Can social media be used to connect sexual minorities with others and promote acceptance? Or are these popularity-driven platforms fuel for depression in an already vulnerable group?
As the new recipient of a competitive federal research grant, César G. Escobar-Viera, M.D., Ph.D., postdoctoral associate at the University of Pittsburgh Center for Research on Media, Technology and Health, plans to find out.
“The odds are that the impact of social media use on gay, lesbian and bisexual people is not so black-and-white,” said Escobar-Viera, a native of Paraguay, where he previously served as chief medical officer of the country’s only public psychiatric hospital. “There is likely a middle ground where it brings some good with the bad, but we need to understand that in a quantifiable, scientific context because social media is with us for the foreseeable future. Instructing people to stay away from it is not practical and may not be particularly beneficial.”
Previous studies that Escobar-Viera has been involved with at Pitt’s Center for Research on Media, Technology and Health, have linked social media use–particularly how often people use social media and how many platforms they maintain a presence on–to depression, sleep disturbance, body image issues and feelings of isolation. Those studies were conducted among a general population of young adults.
Sexual minorities are at disproportionately higher risk for some health problems, including depression, according to the National Academy of Medicine, among others.
With $1.4 million in funding from the National Institutes of Health’s Pathway to Independence Award, Escobar-Viera will collect and analyze both interviews and survey data from lesbian, gay and bisexual young adults to explore social media’s effect on sexual minorities. He’ll use what he learns to develop and test an intervention to mitigate risks and enhance benefits that can come from social media.
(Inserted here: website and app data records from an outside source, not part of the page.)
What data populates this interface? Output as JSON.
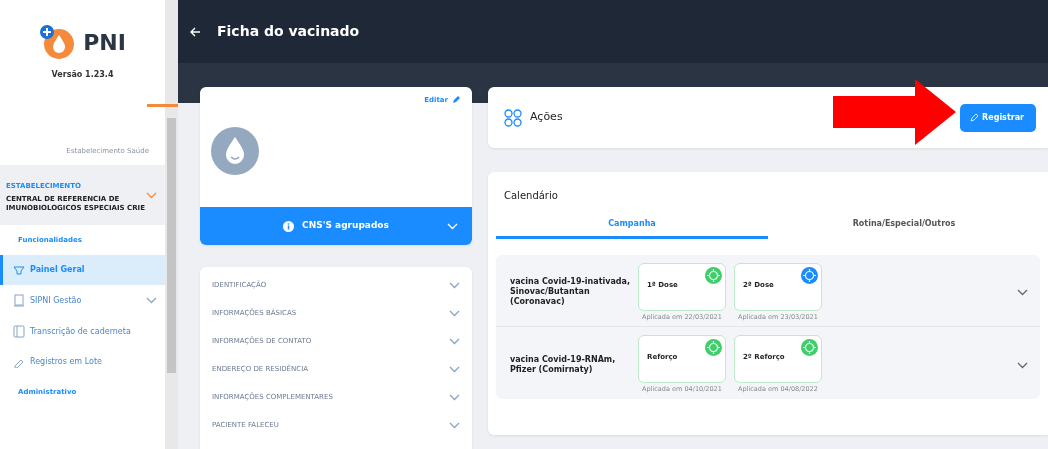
{
  "sidebar": {
    "logo": "PNI",
    "version": "Versão 1.23.4",
    "partial_item": "Estabelecimento Saúde",
    "establishment": {
      "label": "ESTABELECIMENTO",
      "name": "CENTRAL DE REFERENCIA DE IMUNOBIOLOGICOS ESPECIAIS CRIE"
    },
    "items": [
      {
        "kind": "heading",
        "label": "Funcionalidades"
      },
      {
        "kind": "item",
        "label": "Painel Geral",
        "selected": true,
        "expandable": false
      },
      {
        "kind": "item",
        "label": "SIPNI Gestão",
        "selected": false,
        "expandable": true
      },
      {
        "kind": "item",
        "label": "Transcrição de caderneta",
        "selected": false,
        "expandable": false
      },
      {
        "kind": "item",
        "label": "Registros em Lote",
        "selected": false,
        "expandable": false
      },
      {
        "kind": "heading",
        "label": "Administrativo"
      }
    ]
  },
  "header": {
    "title": "Ficha do vacinado"
  },
  "profile": {
    "edit_link": "Editar",
    "cns_button": "CNS'S agrupados"
  },
  "sections": [
    "IDENTIFICAÇÃO",
    "INFORMAÇÕES BÁSICAS",
    "INFORMAÇÕES DE CONTATO",
    "ENDEREÇO DE RESIDÊNCIA",
    "INFORMAÇÕES COMPLEMENTARES",
    "PACIENTE FALECEU"
  ],
  "actions": {
    "title": "Ações",
    "register_button": "Registrar"
  },
  "calendar": {
    "title": "Calendário",
    "tabs": [
      {
        "label": "Campanha",
        "selected": true
      },
      {
        "label": "Rotina/Especial/Outros",
        "selected": false
      }
    ],
    "vaccines": [
      {
        "name": "vacina Covid-19-inativada, Sinovac/Butantan (Coronavac)",
        "doses": [
          {
            "label": "1ª Dose",
            "applied": "Aplicada em 22/03/2021",
            "color": "#3ccf6a"
          },
          {
            "label": "2ª Dose",
            "applied": "Aplicada em 23/03/2021",
            "color": "#1a8cff"
          }
        ]
      },
      {
        "name": "vacina Covid-19-RNAm, Pfizer (Comirnaty)",
        "doses": [
          {
            "label": "Reforço",
            "applied": "Aplicada em 04/10/2021",
            "color": "#3ccf6a"
          },
          {
            "label": "2º Reforço",
            "applied": "Aplicada em 04/08/2022",
            "color": "#3ccf6a"
          }
        ]
      }
    ]
  }
}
“When we recruited Dr. Escobar-Viera to Pitt, we were extremely fortunate to bring in someone with his level of expertise in the mental health of minorities and his global health perspective,” said Brian Primack, M.D., Ph.D., director of Pitt’s Center for Research on Media, Technology and Health and dean of the Honors College. “His earning this highly competitive grant on his first try is tremendous and speaks to the innovation and value of his approach. I am personally and professionally honored to mentor him and eager to learn from the discoveries he will make in the course of this research.”